The picture above on the right is of The Parisian: a woman sitting next to me asked if I'd like to try it, and I happily obliged, offering her a few of my chips. The Parisian had rosemary, thyme, goat cheese, white truffle spritz and sea salt. It was divine. These chips would be great for big parties...even something as fancy as a wedding!

Where do YOU snack when you are on vacation? Do you take advice of almost-strangers on where to eat? Please chime in!


Eating out in Asheville, NC: Dinner at The Market Place PLUS Recipe for Tomato Jam

Welcome to another "Eating out in Asheville, NC" post! Hope you are enjoying vicariously traveling to Asheville through reading my posts and looking at the photographs. If you've read the super long title of this blog post, you know that in the end I'll share a recipe for tomato jam...but you have to wait a while ;)

My first official meal in Asheville was at the Market Place Restaurant & Lounge.

From their website:

"We believe in the importance of working locally, not just using ingredients from our surrounding area, but also in our contribution to the community. The success of our restaurant has always been closely entwined with the health and progress of our community. For 30 years we have supported the arts, local-needs and education programs."

I decided to sit at the bar: this is NOT something I'm really good at. For some reason, bartenders don't chat me up. The same thing happens when I'm getting a haircut. I guess I don't look super friendly {shocker!}. I wish I would have brought a book. Oh well. I took my time looking at the menu, the dark yet inviting decor, and was happy to have live music in the background.

Patrick Fitzsimons
I started with a glass of local beer (sorry, can't remember the name), and also ordered two appetizers: corn cake with salsa and fried calamari & shrimp. I really liked both appetizers, but the salsa that came with the corn cake was somewhat bitter. I shared my thoughts with the bartender, and he said that the chef will come over and see if he could offer me something else.

That's when I met William Dissen. He offered me tomato jam and sweet chile sauce: I thought they were both incredible and asked William to share his recipe for tomato jam: and he did!!

I finished my meal and really liked how the check was presented: in a jar! I could not wait to get home and recreate the tomato jam in my own kitchen.

Tomato Jam
Recipe by William Dissen of Market Place Restaurant & Lounge
{I slightly rewrote the recipe to fit my format, but the ingredients and basic directions are the same}

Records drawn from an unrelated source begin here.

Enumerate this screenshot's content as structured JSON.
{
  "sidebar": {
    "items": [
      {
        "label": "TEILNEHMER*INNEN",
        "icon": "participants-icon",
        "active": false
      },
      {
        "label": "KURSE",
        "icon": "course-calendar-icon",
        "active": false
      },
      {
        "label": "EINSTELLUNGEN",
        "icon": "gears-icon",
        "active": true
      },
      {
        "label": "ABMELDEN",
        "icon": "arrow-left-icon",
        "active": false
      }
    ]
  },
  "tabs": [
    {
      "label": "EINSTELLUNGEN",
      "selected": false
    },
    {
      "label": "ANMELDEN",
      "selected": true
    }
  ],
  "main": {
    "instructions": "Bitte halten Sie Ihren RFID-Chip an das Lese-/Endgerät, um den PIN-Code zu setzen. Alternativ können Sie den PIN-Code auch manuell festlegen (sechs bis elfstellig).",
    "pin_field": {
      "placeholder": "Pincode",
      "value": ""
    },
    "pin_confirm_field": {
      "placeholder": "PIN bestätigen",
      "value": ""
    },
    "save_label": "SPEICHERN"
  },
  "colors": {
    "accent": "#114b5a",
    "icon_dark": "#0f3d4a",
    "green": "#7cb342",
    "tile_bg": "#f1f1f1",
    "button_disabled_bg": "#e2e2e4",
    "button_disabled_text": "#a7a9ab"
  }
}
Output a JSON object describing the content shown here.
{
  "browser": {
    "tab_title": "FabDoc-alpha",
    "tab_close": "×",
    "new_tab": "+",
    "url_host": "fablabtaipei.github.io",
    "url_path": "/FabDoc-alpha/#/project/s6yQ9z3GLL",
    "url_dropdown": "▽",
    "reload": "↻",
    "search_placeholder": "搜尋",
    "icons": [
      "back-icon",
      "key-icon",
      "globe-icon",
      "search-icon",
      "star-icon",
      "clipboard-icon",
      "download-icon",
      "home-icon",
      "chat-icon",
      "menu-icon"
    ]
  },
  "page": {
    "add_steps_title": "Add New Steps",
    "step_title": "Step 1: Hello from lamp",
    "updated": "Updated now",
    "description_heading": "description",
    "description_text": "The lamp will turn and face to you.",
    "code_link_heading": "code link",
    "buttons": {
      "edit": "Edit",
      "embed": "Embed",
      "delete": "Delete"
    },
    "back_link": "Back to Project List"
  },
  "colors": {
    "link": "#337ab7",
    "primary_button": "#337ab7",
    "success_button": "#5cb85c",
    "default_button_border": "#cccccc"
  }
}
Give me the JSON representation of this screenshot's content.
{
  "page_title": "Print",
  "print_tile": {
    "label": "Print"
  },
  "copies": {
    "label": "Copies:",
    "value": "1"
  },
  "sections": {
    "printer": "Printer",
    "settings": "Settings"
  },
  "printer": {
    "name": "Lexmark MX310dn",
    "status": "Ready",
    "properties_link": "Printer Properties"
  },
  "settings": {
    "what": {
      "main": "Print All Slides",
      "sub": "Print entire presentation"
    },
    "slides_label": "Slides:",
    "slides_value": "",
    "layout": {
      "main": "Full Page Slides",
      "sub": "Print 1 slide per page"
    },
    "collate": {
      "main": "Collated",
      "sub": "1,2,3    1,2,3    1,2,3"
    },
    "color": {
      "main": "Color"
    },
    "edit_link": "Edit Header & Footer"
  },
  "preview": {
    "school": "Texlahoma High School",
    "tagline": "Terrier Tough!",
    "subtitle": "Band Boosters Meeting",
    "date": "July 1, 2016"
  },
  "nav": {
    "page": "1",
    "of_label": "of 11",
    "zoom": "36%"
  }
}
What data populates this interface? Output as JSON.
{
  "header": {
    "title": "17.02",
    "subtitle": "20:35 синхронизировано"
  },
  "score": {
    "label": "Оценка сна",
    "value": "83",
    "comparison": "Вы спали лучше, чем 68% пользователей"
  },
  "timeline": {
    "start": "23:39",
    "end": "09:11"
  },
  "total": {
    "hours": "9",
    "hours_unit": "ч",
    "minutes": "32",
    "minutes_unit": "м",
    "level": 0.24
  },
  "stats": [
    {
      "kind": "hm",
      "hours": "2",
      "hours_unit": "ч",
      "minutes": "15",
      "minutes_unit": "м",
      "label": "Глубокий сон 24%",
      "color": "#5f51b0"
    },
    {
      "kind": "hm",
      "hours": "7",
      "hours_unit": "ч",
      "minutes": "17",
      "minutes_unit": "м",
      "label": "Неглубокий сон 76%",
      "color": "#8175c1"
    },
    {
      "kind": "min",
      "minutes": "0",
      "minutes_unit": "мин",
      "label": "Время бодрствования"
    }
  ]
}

1.5 pounds Roma tomatoes, pitted and chopped {I chopped mine in half, then sliced each half into three pieces and then each of those pieces into thirds again}
3/4 cup sugar
2 tablespoons lemon juice
1 tablespoon minced garlic
1 tablespoon minced ginger
1 teaspoon ground cumin
1 teaspoon salt
1 teaspoon ground black pepper
1 jalapeno, seeded and minced
1 tablespoon finely chopped thyme {my grocery store did not have fresh thyme, so I used 1 teaspoon of dry thyme}


1. In a small pot, combine all ingredients, other than thyme, and bring to a simmer.

2. Simmer, stirring occasionally until the mixture becomes a consistency of a thick jam. This will take about an hour.

3. Stir in thyme and adjust for salt and pepper if necessary.

4. Allow the jam to cool and refrigerate.

This was an incredibly simple recipe to make, yet the flavors are vibrant and strong. I should have doubled the recipe, because two days later there is almost nothing of the jam left. I ate it with crackers and also mixed it with Greek yogurt and some cilantro and red onions for breakfast.

Thank you, William, for sharing this recipe with me and my readers.

PS: I've created a Mango & Tomato Facebook Page: if you don't follow me on Twitter, this would be a great way to get updates ;)